● **PROBLEM DETAILS**: For the data that follows, report how many lines include the string "screenshot", and write the number alone.

(Interface dataset entries)
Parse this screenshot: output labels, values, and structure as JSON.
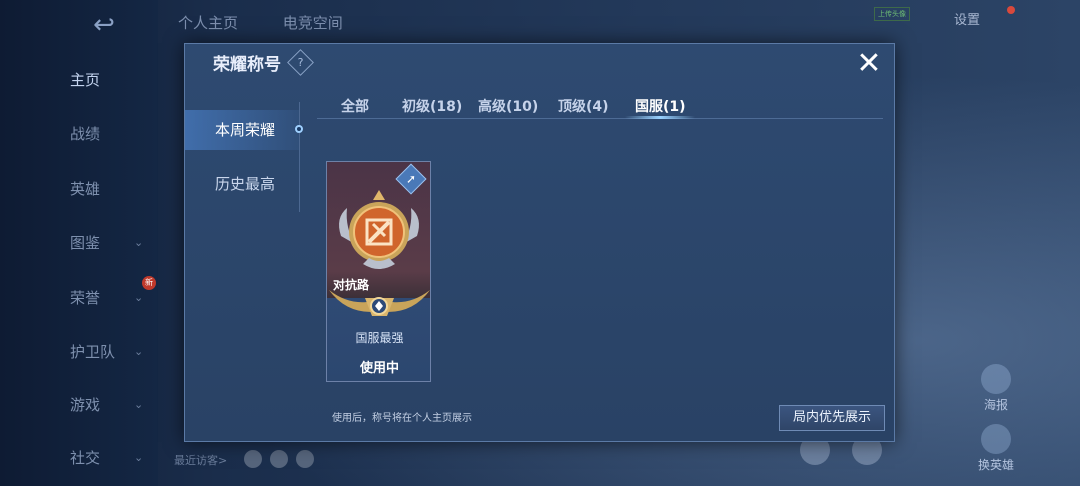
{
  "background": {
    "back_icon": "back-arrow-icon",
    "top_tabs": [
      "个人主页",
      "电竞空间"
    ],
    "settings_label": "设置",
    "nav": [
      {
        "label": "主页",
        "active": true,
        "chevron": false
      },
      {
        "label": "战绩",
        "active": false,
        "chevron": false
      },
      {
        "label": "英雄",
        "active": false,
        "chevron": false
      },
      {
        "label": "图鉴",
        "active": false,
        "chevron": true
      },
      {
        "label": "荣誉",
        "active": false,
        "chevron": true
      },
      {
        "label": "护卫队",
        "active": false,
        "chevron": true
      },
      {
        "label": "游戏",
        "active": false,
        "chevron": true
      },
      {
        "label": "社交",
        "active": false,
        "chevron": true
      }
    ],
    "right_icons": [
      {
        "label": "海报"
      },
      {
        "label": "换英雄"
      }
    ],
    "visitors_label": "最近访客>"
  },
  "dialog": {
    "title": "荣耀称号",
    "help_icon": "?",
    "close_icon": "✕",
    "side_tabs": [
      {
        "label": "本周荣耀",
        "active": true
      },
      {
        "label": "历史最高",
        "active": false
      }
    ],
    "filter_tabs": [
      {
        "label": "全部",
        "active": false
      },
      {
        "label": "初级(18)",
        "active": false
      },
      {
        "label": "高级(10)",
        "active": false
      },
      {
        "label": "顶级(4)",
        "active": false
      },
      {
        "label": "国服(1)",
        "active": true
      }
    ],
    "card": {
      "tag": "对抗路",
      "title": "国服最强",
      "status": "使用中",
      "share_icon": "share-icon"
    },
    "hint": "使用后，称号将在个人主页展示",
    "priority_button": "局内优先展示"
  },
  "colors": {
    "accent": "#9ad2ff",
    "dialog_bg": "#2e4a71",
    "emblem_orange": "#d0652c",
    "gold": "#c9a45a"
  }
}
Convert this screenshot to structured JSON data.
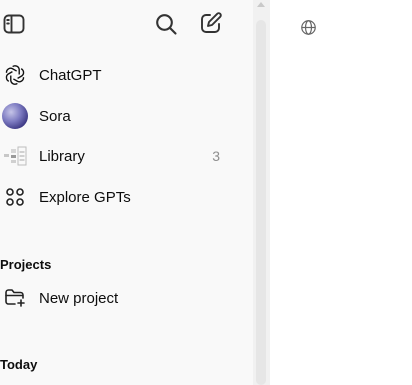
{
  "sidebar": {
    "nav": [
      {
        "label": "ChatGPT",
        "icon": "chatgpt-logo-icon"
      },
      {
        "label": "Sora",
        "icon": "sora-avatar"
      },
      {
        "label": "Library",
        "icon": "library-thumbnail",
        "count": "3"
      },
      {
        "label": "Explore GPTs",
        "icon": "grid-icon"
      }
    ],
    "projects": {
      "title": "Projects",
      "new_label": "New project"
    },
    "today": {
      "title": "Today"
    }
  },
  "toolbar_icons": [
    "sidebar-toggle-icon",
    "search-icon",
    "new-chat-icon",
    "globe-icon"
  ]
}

● **ANSWER FOR THE TASK**: 2